I had been chasing my tail working for a woman who demanded more and more of my time without showing even a tiny bit of gratitude. When I missed a deadline during the week of my cousin’s funeral she became exasperated with me and insinuated that I had been out having a good time while she was holding down the fort. When I tried to explain the situation to her, she was unmoved. After many sleepless nights during which my anxiety level peaked at the thought of returning to work for her after the holidays, I found the answer. It was as if my mother was speaking from the grave. I knew that I had to stand up for myself and leave the situation that was rewarding in the work that I did but painful in the way I was being treated. I took a deep breath and resigned.
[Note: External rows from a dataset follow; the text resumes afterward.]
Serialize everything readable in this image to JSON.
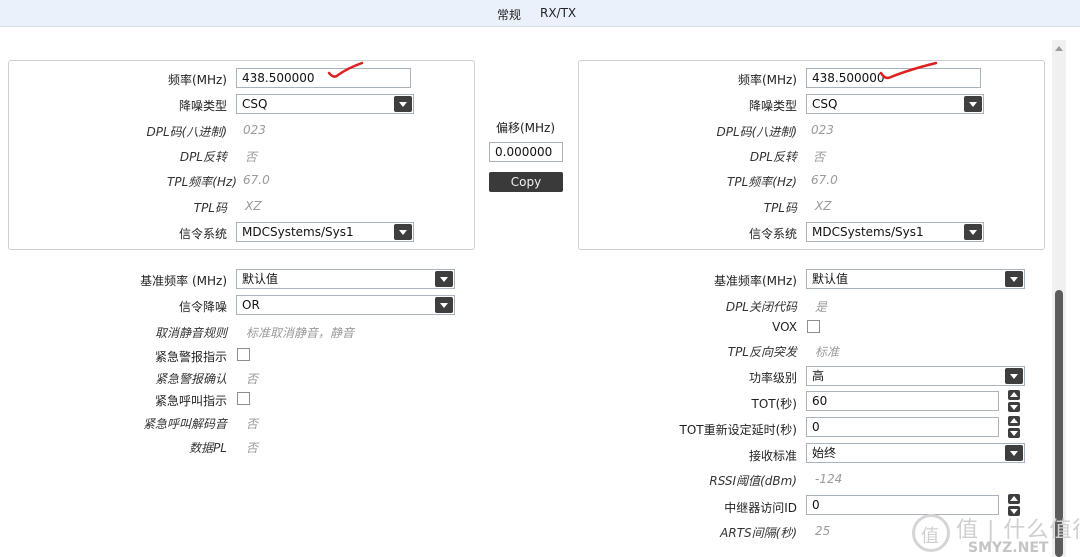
{
  "tabs": [
    {
      "label": "常规"
    },
    {
      "label": "RX/TX"
    }
  ],
  "rx_panel": {
    "freq_label": "频率(MHz)",
    "freq_value": "438.500000",
    "squelch_type_label": "降噪类型",
    "squelch_type_value": "CSQ",
    "dpl_code_label": "DPL码(八进制)",
    "dpl_code_value": "023",
    "dpl_invert_label": "DPL反转",
    "dpl_invert_value": "否",
    "tpl_freq_label": "TPL频率(Hz)",
    "tpl_freq_value": "67.0",
    "tpl_code_label": "TPL码",
    "tpl_code_value": "XZ",
    "signaling_label": "信令系统",
    "signaling_value": "MDCSystems/Sys1"
  },
  "offset": {
    "label": "偏移(MHz)",
    "value": "0.000000",
    "copy_label": "Copy"
  },
  "tx_panel": {
    "freq_label": "频率(MHz)",
    "freq_value": "438.500000",
    "squelch_type_label": "降噪类型",
    "squelch_type_value": "CSQ",
    "dpl_code_label": "DPL码(八进制)",
    "dpl_code_value": "023",
    "dpl_invert_label": "DPL反转",
    "dpl_invert_value": "否",
    "tpl_freq_label": "TPL频率(Hz)",
    "tpl_freq_value": "67.0",
    "tpl_code_label": "TPL码",
    "tpl_code_value": "XZ",
    "signaling_label": "信令系统",
    "signaling_value": "MDCSystems/Sys1"
  },
  "rx_extra": {
    "ref_freq_label": "基准频率 (MHz)",
    "ref_freq_value": "默认值",
    "signal_squelch_label": "信令降噪",
    "signal_squelch_value": "OR",
    "unmute_rule_label": "取消静音规则",
    "unmute_rule_value": "标准取消静音，静音",
    "emergency_alert_label": "紧急警报指示",
    "emergency_ack_label": "紧急警报确认",
    "emergency_ack_value": "否",
    "emergency_call_label": "紧急呼叫指示",
    "emergency_decode_label": "紧急呼叫解码音",
    "emergency_decode_value": "否",
    "data_pl_label": "数据PL",
    "data_pl_value": "否"
  },
  "tx_extra": {
    "ref_freq_label": "基准频率(MHz)",
    "ref_freq_value": "默认值",
    "dpl_turnoff_label": "DPL关闭代码",
    "dpl_turnoff_value": "是",
    "vox_label": "VOX",
    "tpl_reverse_label": "TPL反向突发",
    "tpl_reverse_value": "标准",
    "power_label": "功率级别",
    "power_value": "高",
    "tot_label": "TOT(秒)",
    "tot_value": "60",
    "tot_reset_label": "TOT重新设定延时(秒)",
    "tot_reset_value": "0",
    "rx_standard_label": "接收标准",
    "rx_standard_value": "始终",
    "rssi_label": "RSSI阈值(dBm)",
    "rssi_value": "-124",
    "repeater_label": "中继器访问ID",
    "repeater_value": "0",
    "arts_label": "ARTS间隔(秒)",
    "arts_value": "25"
  },
  "watermark": {
    "big": "值 | 什么值得买",
    "small": "SMYZ.NET"
  },
  "colors": {
    "annotation_red": "#e02020",
    "tabbar_bg": "#eaf1fa",
    "dropdown_button": "#3e3e3e"
  }
}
Of course I still feel the pangs of guilt and wonder if I should have set aside my concerns. I am a novice in the game of asserting myself. I keep wondering if I acted in haste and yet I have slept soundly since finding the courage to eliminate a worry that I never needed. I feel as though a gigantic weight has been lifted from my chest. I am quite excited about returning to a tutoring gig at South Houston Intermediate where the students and teachers treat me with dignity and appreciation. I am looking forward to having more time for my grandchildren and godson. I plan to make the calls and visits to shut ins that I have heretofore only spoken of doing. I will now be able to give more quality time to my father-in-law who has expressed more of a desire to see me as he becomes older and less able to get about.
We humans often lose our way by trying to do too much. There are limits for all of us and those become ever more apparent as we age or lose our health. We have a tendency to put ourselves in last place, forgetting that if we wear ourselves down we become less and less useful and happy. Our bodies and our minds constantly send us cues as to what we need. It is in our best interest to listen to the voices in our heads that make us anxious. They are the sentinels designed to warn us when we have taken on more than we can bear. Taking charge of our lives is not a matter of recrimination. It is a must. It’s time that we taught ourselves to stand tall and utter the most powerful word of healing that we possess, “No!”